As hard as it is to believe, almost seven weeks – a whole 49 days! – have passed since Pesach and we are now getting ready to celebrate Shavuot.

Although the Torah does not give us any particular instructions concerning the celebration of Shavuot – other than the commandments that apply to all holidays – several customs have developed which make this day – or those 2 days, depending on where you are – very special.

Here are a few of these customs – and their possible variations:

Decorate your house: in ancient days, Shavuot marked the end of the grain harvest in Israel and offerings were made at the Temple.  It is also said that upon receiving the Torah the Israelites witnessed Mount Sinai miraculously covered with flowers.  In commemoration of this connection with the beauty of nature, it is now customary to decorate our houses with greenery, garlands and baskets of flowers, etc. The fun part about this tradition is that you can easily turn the making of these decorations into a great bonding activity for families and friends.

Stay up all night:  it is said that, knowing they were about to receive the Torah, the Jews overslept and had to be awakened by G-d.  In order to make amends, Jews around the world now devote the night of Shavuot to the study of Torah.  This can be done in synagogue or other places and many people do it at home.  Studying all night, however, may not be your favorite cup of tea.  This should not keep you from doing something special to mark the occasion. Why not organize a slumber party?  Invite friends or family and organize activities – such as cooking together or telling stories – in which everybody including children can participate.

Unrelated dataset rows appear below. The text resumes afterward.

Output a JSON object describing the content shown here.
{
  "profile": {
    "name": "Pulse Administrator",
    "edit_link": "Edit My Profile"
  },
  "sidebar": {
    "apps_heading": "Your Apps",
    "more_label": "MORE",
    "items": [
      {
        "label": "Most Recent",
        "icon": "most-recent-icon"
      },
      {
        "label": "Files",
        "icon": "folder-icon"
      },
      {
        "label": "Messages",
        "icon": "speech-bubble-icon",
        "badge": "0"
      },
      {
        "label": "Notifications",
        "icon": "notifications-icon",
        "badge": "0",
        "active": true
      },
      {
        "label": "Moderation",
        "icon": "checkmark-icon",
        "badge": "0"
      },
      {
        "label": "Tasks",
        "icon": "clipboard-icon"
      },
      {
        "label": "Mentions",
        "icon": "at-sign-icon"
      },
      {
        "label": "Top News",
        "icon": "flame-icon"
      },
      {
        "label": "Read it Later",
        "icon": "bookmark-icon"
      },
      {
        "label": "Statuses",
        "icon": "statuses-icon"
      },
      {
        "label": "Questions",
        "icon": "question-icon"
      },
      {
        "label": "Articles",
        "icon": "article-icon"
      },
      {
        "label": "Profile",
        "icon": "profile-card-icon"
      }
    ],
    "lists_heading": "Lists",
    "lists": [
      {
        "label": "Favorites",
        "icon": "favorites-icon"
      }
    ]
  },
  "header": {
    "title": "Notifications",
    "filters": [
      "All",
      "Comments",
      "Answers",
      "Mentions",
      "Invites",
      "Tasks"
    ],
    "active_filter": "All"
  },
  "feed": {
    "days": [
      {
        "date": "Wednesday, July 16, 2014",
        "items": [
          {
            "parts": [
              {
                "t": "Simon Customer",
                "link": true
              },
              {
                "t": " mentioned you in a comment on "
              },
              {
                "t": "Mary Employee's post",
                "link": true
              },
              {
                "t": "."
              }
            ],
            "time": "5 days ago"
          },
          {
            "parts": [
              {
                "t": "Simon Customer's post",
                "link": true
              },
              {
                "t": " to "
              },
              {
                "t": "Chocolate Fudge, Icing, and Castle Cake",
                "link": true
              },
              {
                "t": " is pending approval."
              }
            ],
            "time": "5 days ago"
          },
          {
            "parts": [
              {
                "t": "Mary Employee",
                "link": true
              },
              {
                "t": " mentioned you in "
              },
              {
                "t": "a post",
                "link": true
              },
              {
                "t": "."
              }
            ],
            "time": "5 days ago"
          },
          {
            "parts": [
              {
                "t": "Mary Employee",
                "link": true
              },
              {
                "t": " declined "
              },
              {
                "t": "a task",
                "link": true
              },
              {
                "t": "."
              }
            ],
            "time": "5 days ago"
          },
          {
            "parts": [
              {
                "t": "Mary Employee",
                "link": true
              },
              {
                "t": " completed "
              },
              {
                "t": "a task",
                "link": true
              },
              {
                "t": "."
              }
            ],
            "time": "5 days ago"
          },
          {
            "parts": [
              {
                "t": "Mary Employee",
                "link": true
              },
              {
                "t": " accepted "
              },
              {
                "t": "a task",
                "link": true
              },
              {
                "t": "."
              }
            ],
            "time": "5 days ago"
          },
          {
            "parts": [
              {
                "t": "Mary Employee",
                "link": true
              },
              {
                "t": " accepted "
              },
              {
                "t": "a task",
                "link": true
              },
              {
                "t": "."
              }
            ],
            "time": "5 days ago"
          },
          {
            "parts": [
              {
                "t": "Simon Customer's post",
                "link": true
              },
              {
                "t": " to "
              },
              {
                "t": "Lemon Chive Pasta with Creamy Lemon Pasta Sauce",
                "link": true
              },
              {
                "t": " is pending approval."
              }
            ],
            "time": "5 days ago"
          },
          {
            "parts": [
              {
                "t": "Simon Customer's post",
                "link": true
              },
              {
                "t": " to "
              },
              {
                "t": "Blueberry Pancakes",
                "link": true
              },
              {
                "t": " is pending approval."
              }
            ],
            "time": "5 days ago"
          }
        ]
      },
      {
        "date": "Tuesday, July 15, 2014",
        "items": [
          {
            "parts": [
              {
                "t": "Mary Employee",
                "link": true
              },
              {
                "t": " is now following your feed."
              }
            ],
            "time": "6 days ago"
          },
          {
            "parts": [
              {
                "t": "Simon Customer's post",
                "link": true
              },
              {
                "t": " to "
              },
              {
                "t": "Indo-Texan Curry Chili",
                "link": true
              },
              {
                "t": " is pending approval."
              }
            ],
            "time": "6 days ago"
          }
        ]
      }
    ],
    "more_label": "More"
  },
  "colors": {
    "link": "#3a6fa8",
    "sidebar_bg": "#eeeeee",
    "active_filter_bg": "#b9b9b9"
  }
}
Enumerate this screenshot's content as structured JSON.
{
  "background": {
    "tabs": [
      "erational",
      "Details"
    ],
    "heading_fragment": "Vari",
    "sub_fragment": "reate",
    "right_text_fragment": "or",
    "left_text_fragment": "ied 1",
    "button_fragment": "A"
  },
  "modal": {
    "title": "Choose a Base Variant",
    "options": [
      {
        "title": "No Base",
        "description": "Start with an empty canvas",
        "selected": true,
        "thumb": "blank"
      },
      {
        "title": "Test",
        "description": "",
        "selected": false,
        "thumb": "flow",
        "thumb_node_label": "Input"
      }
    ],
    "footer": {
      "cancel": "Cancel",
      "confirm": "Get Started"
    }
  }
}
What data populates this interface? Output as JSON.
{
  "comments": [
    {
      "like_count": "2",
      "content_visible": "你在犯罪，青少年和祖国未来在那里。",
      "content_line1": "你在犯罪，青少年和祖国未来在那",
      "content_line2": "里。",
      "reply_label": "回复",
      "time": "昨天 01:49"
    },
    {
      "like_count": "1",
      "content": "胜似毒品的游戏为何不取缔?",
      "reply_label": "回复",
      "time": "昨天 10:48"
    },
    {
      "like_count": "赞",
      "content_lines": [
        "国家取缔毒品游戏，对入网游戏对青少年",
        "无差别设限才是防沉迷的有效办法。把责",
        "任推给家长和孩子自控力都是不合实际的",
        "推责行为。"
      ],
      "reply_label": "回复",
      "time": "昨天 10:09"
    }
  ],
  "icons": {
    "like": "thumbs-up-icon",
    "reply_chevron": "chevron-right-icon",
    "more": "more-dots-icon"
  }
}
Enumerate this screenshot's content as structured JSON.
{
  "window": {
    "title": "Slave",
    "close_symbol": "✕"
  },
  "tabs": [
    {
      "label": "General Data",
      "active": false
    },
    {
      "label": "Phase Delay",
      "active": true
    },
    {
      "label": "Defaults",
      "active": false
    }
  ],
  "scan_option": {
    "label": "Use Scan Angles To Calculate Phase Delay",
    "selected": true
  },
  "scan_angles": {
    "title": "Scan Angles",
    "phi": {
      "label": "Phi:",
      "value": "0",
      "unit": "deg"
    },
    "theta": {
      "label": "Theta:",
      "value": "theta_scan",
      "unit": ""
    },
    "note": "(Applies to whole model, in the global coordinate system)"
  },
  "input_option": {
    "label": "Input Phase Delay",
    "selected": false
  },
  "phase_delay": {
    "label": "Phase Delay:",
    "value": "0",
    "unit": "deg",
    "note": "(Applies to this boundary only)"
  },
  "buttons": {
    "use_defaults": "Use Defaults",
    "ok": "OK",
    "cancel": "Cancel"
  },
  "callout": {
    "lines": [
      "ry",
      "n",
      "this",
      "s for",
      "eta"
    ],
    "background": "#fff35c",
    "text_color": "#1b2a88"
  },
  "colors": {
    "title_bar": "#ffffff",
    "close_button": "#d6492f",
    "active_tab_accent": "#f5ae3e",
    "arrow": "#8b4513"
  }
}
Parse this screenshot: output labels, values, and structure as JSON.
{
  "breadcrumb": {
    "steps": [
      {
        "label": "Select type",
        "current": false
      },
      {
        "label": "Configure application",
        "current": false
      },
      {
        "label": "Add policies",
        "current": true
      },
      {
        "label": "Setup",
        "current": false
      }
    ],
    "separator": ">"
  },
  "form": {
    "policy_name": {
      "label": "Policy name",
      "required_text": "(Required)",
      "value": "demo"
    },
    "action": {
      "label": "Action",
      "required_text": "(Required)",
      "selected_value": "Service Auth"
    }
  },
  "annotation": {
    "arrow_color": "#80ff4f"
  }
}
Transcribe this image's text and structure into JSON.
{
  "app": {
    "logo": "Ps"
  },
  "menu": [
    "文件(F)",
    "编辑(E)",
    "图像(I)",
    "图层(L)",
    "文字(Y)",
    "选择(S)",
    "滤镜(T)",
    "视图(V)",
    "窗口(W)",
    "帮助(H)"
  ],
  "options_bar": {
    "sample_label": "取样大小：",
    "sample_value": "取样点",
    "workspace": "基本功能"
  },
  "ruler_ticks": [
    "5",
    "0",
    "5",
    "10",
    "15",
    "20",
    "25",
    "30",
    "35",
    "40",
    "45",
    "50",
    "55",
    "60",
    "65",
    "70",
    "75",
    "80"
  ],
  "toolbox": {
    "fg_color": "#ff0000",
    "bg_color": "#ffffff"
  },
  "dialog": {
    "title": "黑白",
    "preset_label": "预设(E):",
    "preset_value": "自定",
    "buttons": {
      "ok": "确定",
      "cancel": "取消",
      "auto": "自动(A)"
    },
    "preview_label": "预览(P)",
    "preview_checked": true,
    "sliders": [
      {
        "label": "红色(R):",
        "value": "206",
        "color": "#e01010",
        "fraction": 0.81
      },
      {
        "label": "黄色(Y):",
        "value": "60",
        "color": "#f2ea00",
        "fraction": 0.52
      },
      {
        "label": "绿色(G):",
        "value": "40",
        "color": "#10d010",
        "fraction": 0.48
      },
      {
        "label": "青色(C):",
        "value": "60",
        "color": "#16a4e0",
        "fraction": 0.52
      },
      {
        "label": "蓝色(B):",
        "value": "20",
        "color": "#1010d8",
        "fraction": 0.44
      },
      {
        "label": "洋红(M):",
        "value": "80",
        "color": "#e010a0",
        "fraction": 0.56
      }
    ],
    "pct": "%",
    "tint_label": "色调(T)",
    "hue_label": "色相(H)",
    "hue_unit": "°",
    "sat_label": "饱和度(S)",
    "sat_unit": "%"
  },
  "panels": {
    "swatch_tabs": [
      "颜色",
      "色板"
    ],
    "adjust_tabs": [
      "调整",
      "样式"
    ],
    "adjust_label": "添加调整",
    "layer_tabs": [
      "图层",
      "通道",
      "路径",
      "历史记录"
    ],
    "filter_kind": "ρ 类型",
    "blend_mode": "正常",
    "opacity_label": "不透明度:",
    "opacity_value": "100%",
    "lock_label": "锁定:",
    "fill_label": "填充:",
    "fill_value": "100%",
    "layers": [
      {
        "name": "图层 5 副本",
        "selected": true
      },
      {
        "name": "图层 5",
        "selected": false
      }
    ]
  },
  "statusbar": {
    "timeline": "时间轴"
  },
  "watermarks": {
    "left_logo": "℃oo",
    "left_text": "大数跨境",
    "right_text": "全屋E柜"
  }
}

Cook a special meal: because the Jews did not eat kosher food before they were given the Torah, they had to cook dairy products while they were preparing their utensils for their new kosher life.  This is why it is now customary to have at least one dairy meal on Shavuot.  As always, Jewish cooks have come up with delicious recipes to celebrate the holiday.  Anything made with cheese and cream can be served. Among the most popular are cheesecakes and the very many variations of blintzes.

Read: special texts are read in synagogue on Shavuot: these include the book of Ruth and various poems.  If you do not belong to a congregation or if you don’t have the possibility to go to your synagogue on the morning of Shavuot, you can still do the reading at home and share that moment with your family or friends.  Even if you are not religious at all, try at least to inform yourself about the holiday and its origins.  That is another way of keeping it alive.

Besides these customs, you can also think of personal ways to honor the spirit of Shavuot:

First, remember that what is celebrated is the “giving” of the Torah.  Maybe you could honor that by giving time or money to a charitable cause.

Shavuot is also the commemoration of the birth of the Jewish people as a nation committed to accepting G-d and His laws.  How about renewing your own commitments?

And last but certainly not least: do you know that the giving of the Torah has sometimes been compared to a wedding between God (the groom) and the Jewish people (the bride) with Moses acting as the matchmaker?

How about giving your own wedding some thought?

Chag Sameach!